It has been proposed that malaria, history’s deadliest disease, may be responsible for the death of half the people who have ever lived. In BSE Working Paper 1220, “Social Adaptation to Diseases and Inequality: Historical Evidence from Malaria in Italy,” authors Paolo Buonanno, Elena Esposito and Giorgio Gulino study the ramifications of the way society adapted to the threat posed by this disease. Responses affected where people settled and also how and what they farmed. These factors have had considerable and long-lasting effects on local inequalities.
The “Italian national disease”
Italy is taken as a case study since it has a particularly painful and significant history with malaria. It was indeed termed the “Italian national disease,” and no other European country suffered a comparable death toll.

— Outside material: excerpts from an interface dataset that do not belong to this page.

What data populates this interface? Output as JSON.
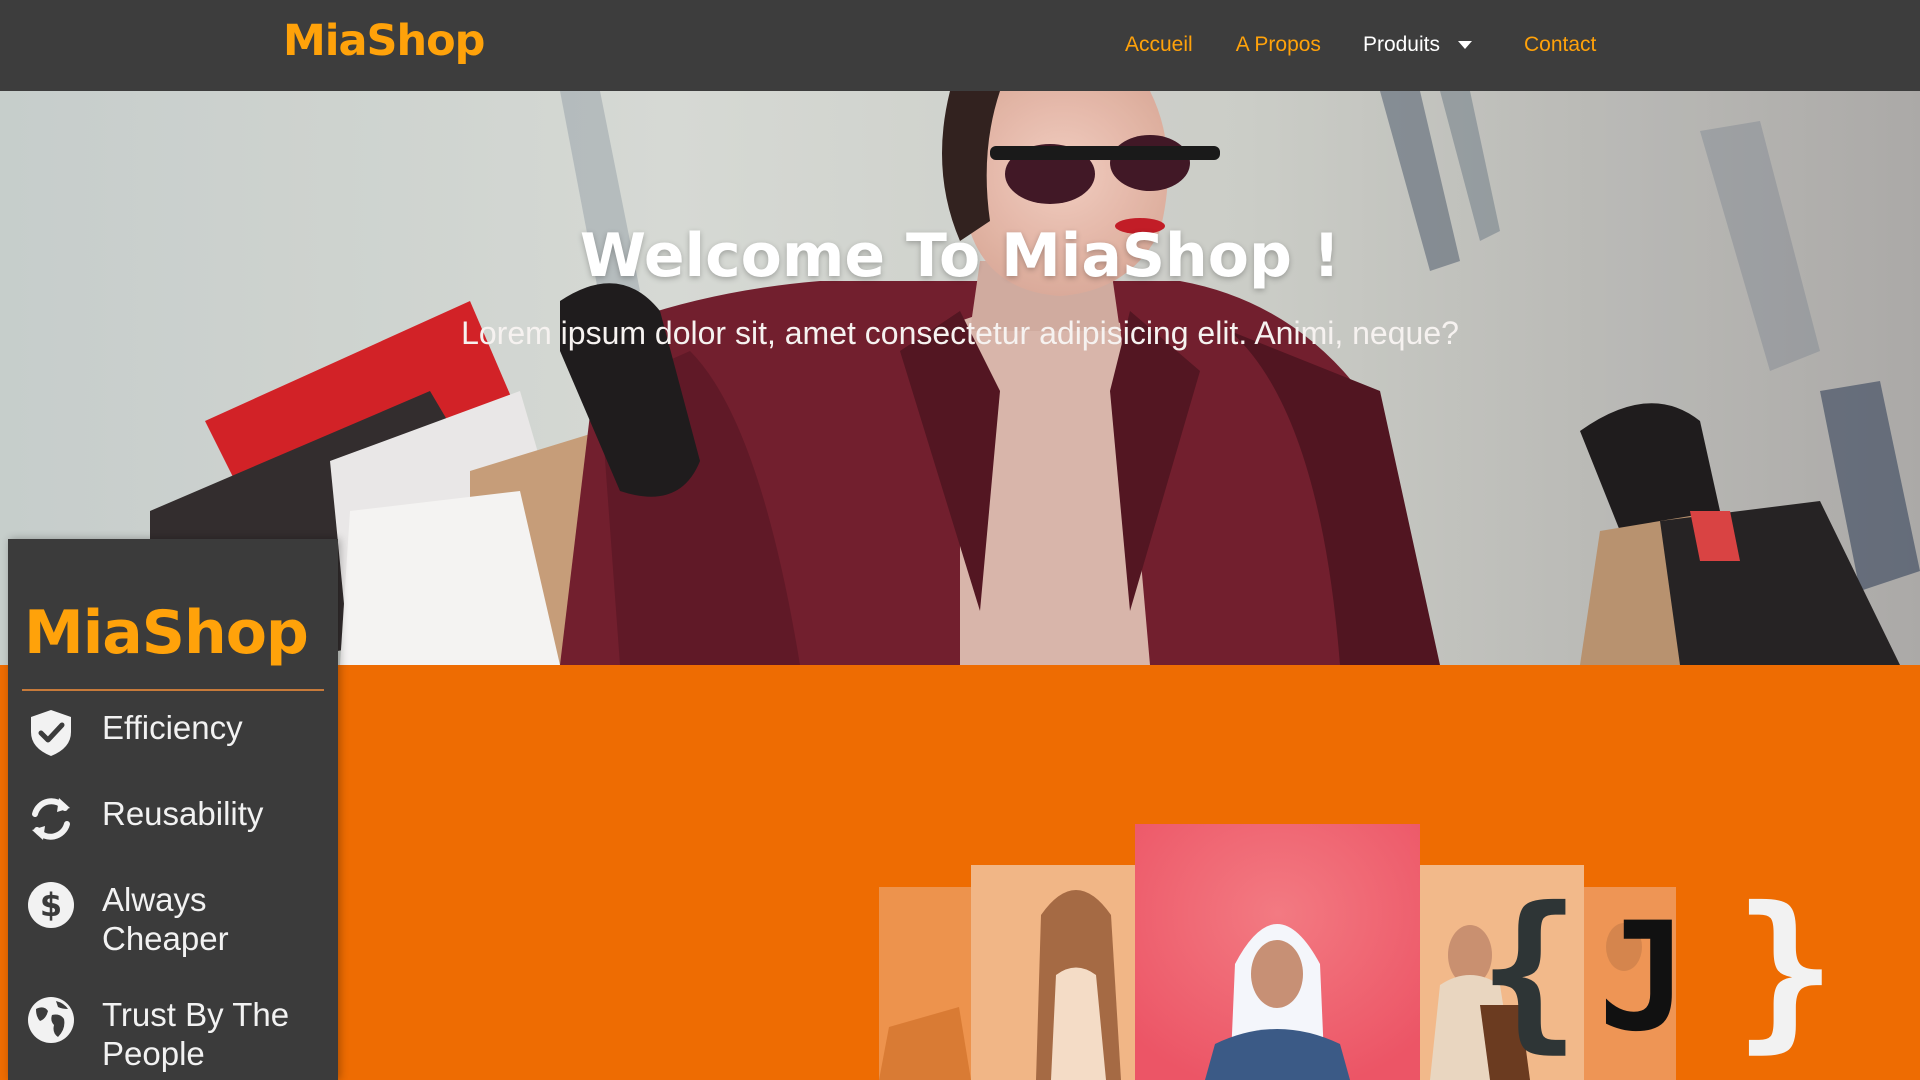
{
  "navbar": {
    "brand": "MiaShop",
    "links": [
      {
        "label": "Accueil"
      },
      {
        "label": "A Propos"
      },
      {
        "label": "Produits"
      },
      {
        "label": "Contact"
      }
    ]
  },
  "hero": {
    "title": "Welcome To MiaShop !",
    "subtitle": "Lorem ipsum dolor sit, amet consectetur adipisicing elit. Animi, neque?"
  },
  "side_card": {
    "brand": "MiaShop",
    "features": [
      {
        "label": "Efficiency",
        "icon": "shield-check-icon"
      },
      {
        "label": "Reusability",
        "icon": "refresh-icon"
      },
      {
        "label": "Always Cheaper",
        "icon": "dollar-icon"
      },
      {
        "label": "Trust By The People",
        "icon": "globe-icon"
      }
    ]
  },
  "logo": {
    "left_brace": "{",
    "letter": "J",
    "right_brace": "}"
  },
  "colors": {
    "navbar_bg": "#3d3d3d",
    "brand": "#ffa20a",
    "orange_section": "#ee6c02",
    "side_card_bg": "#3b3b3b"
  }
}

Alongside the constant risk of malaria, perhaps the second-greatest affliction in Italy was land inequality. Despite the changing sociodemographic structure which was occurring at the time, redistribution efforts did not materialize in malaria-infested areas. This is most clearly seen by comparing the prevalence of malaria to the level of land inequality up and down the country (Figure 1):
The spatial correlation is stark, and the authors exploits an empirical strategy to identify the causal effect of malaria presence on landowner distribution.
A constant risk
By far the greatest challenge posed by the disease was the constant uncertainty and risk. The consequences were felt both by farm employees and small landowners. Clearly, working in malaria-infested areas exposed agricultural workers to the threat of illness and death. This was compounded by the fact that the malaria season coincided exactly with the peak of the agricultural season, which meant farmworkers had to expose themselves to the disease in order to survive.
The authors present various channels through which the coping strategies implemented to mitigate the risk of contagion in turn fostered the observed land inequality.
First, malaria-affected municipalities were not, in fact, less-densely inhabited, but were occupied differently. Settlement patterns offered protection from contagion, and could be life-saving for children and pregnant women. However, in order to reduce exposure, families had to locate their houses far from malaria-infested fields. The increased distance limited access to work for many agricultural laborers. Additionally, this pattern increased the cost for small farms of replacing labor, hiring new workers and general farm management as workers fell sick. Quite quickly, the task could become cumbersome. In contrast, large farms were organized precisely in such a way as to meet the demand and take advantage of the harvest.
Second, malaria-infested municipalities were not less cultivated, but were cultivated differently, privileging labor-saving farming activities. Large farms could more easily diversify production, allowing them to hedge against particularly unhealthy years. Labor-saving crops and farming activities, such as cereals and sheep husbandry, could minimize worker-inputs. Naturally, plants that required little effort during the malaria season, and thus reduced the need to expose a valuable workforce, were popular alternatives. However, this diversification of production was often not the most profitable choice for small family farms and could not guarantee subsistence. Gradually, these practices entrenched local land inequalities.
The authors collected new data on land ownership distribution at the municipality level and mapped from historical to present-day municipalities to build several measures of land inequality. Efforts to detect a causal relationship are complicated by two main empirical issues:
- Malaria-infested areas might have differed from other areas due to geographic and climatic characteristics that could, in principle, have also driven landownership concentration.
- The effects of malaria might have been even more persistent in remote places with a history of dysfunctional governments, limited drainage projects, and inadequate public investments to counter the disease.
The authors lean on decades of research in malaria epidemiology to construct an index for the prevalence of malaria. To better proxy for actual historical malaria risk, the authors use historical data on seasonal temperatures, since malaria transmission is strictly related to local weather conditions. They are able to make clever use of bio-climatic characteristics to predict localized malaria transmission rates. Furthermore, they increase precision by constructing a highly disaggregated measure of temperature. In doing so, the authors are able to estimate the causal relationship of malaria affliction rates on the level of inequality.
Social adaptation and rising inequality
The authors consistently observe a positive relationship between malaria risk and land inequality. The share of land occupied by small farms is reduced by the rate of malaria and vice versa, increased for larger farms. Specifically, being in a municipality with malaria reduced the land share held by small farms by 39 percentage points, which corresponds to a 77% reduction with respect to the mean. They find that large firms were better positioned to absorb health shocks and, in areas with a higher prevalence of malaria, there was a significant increase in the number of landless farmers alongside an increase in the hiring of day laborers.
Overall, they observe an increase in the Gini index of around 22 percentage points, which points to a significant shift in the level of inequality. Through their careful empirical process, these changes can be put down to the increased presence of malaria.
The authors then extend their analysis to the present day. In doing so, they reveal that, indeed, historical malaria prevalence hampered long-term development. To this day, historically affected municipalities remain poorer and continue to have comparatively lower average levels of human capital.
Recent medical developments and experimental evidence suggest that a malaria vaccine granting full protection against the disease might soon become available. Given the clear and pertinent results of this paper, the potential social gains in terms of reduced mortality and morbidity, higher human capital accumulation, and productivity of affected areas are enormous.